### What you have to do:
What this exercise requires is a verbatim reproduction of the data below.
***** Entries provided
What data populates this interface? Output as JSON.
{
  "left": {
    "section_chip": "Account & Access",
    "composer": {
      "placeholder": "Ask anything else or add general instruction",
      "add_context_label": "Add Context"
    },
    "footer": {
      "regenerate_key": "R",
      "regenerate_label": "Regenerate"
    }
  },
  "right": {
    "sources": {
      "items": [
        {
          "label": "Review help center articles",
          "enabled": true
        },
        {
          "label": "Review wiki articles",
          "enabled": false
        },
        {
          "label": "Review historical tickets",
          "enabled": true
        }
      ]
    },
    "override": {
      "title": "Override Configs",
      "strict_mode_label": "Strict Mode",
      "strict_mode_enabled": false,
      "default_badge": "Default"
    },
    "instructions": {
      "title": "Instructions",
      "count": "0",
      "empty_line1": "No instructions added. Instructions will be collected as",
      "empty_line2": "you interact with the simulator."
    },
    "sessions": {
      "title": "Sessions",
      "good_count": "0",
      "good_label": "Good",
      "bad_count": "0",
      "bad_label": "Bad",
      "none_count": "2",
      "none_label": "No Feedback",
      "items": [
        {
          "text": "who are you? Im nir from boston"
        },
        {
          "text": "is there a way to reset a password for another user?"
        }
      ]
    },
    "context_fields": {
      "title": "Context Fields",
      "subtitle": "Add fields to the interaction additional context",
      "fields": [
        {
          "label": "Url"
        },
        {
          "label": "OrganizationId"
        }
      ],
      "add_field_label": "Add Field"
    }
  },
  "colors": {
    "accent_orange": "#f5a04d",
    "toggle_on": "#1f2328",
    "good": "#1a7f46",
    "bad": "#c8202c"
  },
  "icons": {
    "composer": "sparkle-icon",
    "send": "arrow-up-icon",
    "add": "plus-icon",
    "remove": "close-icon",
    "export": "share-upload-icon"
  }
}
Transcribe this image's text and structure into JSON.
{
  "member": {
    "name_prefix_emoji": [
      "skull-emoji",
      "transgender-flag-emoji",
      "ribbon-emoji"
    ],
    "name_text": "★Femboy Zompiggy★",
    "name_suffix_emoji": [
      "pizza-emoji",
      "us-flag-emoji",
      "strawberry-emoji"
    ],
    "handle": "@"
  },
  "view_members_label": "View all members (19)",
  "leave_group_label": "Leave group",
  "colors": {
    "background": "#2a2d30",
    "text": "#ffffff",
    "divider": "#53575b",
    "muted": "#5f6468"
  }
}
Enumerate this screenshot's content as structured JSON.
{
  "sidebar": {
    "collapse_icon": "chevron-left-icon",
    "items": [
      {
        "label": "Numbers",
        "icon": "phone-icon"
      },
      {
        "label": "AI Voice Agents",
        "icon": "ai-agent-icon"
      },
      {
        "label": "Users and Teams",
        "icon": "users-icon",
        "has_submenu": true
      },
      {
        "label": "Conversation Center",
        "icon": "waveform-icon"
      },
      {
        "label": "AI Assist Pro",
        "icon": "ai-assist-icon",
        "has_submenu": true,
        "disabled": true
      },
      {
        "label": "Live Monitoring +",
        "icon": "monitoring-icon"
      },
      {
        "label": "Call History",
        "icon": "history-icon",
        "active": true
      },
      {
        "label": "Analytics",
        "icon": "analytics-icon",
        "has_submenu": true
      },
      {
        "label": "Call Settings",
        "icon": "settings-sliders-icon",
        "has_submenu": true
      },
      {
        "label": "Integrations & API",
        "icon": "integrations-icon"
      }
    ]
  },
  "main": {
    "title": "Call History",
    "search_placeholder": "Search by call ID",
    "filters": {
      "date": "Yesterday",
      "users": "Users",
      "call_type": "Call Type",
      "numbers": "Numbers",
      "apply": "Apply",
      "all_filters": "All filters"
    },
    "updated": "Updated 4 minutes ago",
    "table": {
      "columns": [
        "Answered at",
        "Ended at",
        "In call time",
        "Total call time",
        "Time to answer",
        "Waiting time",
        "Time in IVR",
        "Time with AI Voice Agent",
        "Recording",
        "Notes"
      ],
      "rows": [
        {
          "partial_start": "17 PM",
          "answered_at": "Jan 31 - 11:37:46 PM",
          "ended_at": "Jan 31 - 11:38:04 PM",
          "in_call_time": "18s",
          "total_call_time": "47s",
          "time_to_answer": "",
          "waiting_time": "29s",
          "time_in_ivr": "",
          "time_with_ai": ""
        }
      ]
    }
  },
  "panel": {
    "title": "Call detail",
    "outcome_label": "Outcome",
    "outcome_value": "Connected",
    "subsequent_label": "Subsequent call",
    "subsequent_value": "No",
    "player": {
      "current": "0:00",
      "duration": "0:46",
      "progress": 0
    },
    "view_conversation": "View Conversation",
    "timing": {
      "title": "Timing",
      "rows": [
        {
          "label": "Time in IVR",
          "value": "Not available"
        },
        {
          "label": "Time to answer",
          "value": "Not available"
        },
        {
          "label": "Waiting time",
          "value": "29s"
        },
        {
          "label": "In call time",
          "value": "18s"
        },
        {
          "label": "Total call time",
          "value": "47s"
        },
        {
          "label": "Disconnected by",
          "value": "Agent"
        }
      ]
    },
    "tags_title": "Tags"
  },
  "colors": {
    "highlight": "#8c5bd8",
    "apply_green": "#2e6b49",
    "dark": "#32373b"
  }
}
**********
### Task result:
What data populates this interface? Output as JSON.
{
  "left": {
    "section_chip": "Account & Access",
    "composer": {
      "placeholder": "Ask anything else or add general instruction",
      "add_context_label": "Add Context"
    },
    "footer": {
      "regenerate_key": "R",
      "regenerate_label": "Regenerate"
    }
  },
  "right": {
    "sources": {
      "items": [
        {
          "label": "Review help center articles",
          "enabled": true
        },
        {
          "label": "Review wiki articles",
          "enabled": false
        },
        {
          "label": "Review historical tickets",
          "enabled": true
        }
      ]
    },
    "override": {
      "title": "Override Configs",
      "strict_mode_label": "Strict Mode",
      "strict_mode_enabled": false,
      "default_badge": "Default"
    },
    "instructions": {
      "title": "Instructions",
      "count": "0",
      "empty_line1": "No instructions added. Instructions will be collected as",
      "empty_line2": "you interact with the simulator."
    },
    "sessions": {
      "title": "Sessions",
      "good_count": "0",
      "good_label": "Good",
      "bad_count": "0",
      "bad_label": "Bad",
      "none_count": "2",
      "none_label": "No Feedback",
      "items": [
        {
          "text": "who are you? Im nir from boston"
        },
        {
          "text": "is there a way to reset a password for another user?"
        }
      ]
    },
    "context_fields": {
      "title": "Context Fields",
      "subtitle": "Add fields to the interaction additional context",
      "fields": [
        {
          "label": "Url"
        },
        {
          "label": "OrganizationId"
        }
      ],
      "add_field_label": "Add Field"
    }
  },
  "colors": {
    "accent_orange": "#f5a04d",
    "toggle_on": "#1f2328",
    "good": "#1a7f46",
    "bad": "#c8202c"
  },
  "icons": {
    "composer": "sparkle-icon",
    "send": "arrow-up-icon",
    "add": "plus-icon",
    "remove": "close-icon",
    "export": "share-upload-icon"
  }
}
Transcribe this image's text and structure into JSON.
{
  "member": {
    "name_prefix_emoji": [
      "skull-emoji",
      "transgender-flag-emoji",
      "ribbon-emoji"
    ],
    "name_text": "★Femboy Zompiggy★",
    "name_suffix_emoji": [
      "pizza-emoji",
      "us-flag-emoji",
      "strawberry-emoji"
    ],
    "handle": "@"
  },
  "view_members_label": "View all members (19)",
  "leave_group_label": "Leave group",
  "colors": {
    "background": "#2a2d30",
    "text": "#ffffff",
    "divider": "#53575b",
    "muted": "#5f6468"
  }
}
Enumerate this screenshot's content as structured JSON.
{
  "sidebar": {
    "collapse_icon": "chevron-left-icon",
    "items": [
      {
        "label": "Numbers",
        "icon": "phone-icon"
      },
      {
        "label": "AI Voice Agents",
        "icon": "ai-agent-icon"
      },
      {
        "label": "Users and Teams",
        "icon": "users-icon",
        "has_submenu": true
      },
      {
        "label": "Conversation Center",
        "icon": "waveform-icon"
      },
      {
        "label": "AI Assist Pro",
        "icon": "ai-assist-icon",
        "has_submenu": true,
        "disabled": true
      },
      {
        "label": "Live Monitoring +",
        "icon": "monitoring-icon"
      },
      {
        "label": "Call History",
        "icon": "history-icon",
        "active": true
      },
      {
        "label": "Analytics",
        "icon": "analytics-icon",
        "has_submenu": true
      },
      {
        "label": "Call Settings",
        "icon": "settings-sliders-icon",
        "has_submenu": true
      },
      {
        "label": "Integrations & API",
        "icon": "integrations-icon"
      }
    ]
  },
  "main": {
    "title": "Call History",
    "search_placeholder": "Search by call ID",
    "filters": {
      "date": "Yesterday",
      "users": "Users",
      "call_type": "Call Type",
      "numbers": "Numbers",
      "apply": "Apply",
      "all_filters": "All filters"
    },
    "updated": "Updated 4 minutes ago",
    "table": {
      "columns": [
        "Answered at",
        "Ended at",
        "In call time",
        "Total call time",
        "Time to answer",
        "Waiting time",
        "Time in IVR",
        "Time with AI Voice Agent",
        "Recording",
        "Notes"
      ],
      "rows": [
        {
          "partial_start": "17 PM",
          "answered_at": "Jan 31 - 11:37:46 PM",
          "ended_at": "Jan 31 - 11:38:04 PM",
          "in_call_time": "18s",
          "total_call_time": "47s",
          "time_to_answer": "",
          "waiting_time": "29s",
          "time_in_ivr": "",
          "time_with_ai": ""
        }
      ]
    }
  },
  "panel": {
    "title": "Call detail",
    "outcome_label": "Outcome",
    "outcome_value": "Connected",
    "subsequent_label": "Subsequent call",
    "subsequent_value": "No",
    "player": {
      "current": "0:00",
      "duration": "0:46",
      "progress": 0
    },
    "view_conversation": "View Conversation",
    "timing": {
      "title": "Timing",
      "rows": [
        {
          "label": "Time in IVR",
          "value": "Not available"
        },
        {
          "label": "Time to answer",
          "value": "Not available"
        },
        {
          "label": "Waiting time",
          "value": "29s"
        },
        {
          "label": "In call time",
          "value": "18s"
        },
        {
          "label": "Total call time",
          "value": "47s"
        },
        {
          "label": "Disconnected by",
          "value": "Agent"
        }
      ]
    },
    "tags_title": "Tags"
  },
  "colors": {
    "highlight": "#8c5bd8",
    "apply_green": "#2e6b49",
    "dark": "#32373b"
  }
}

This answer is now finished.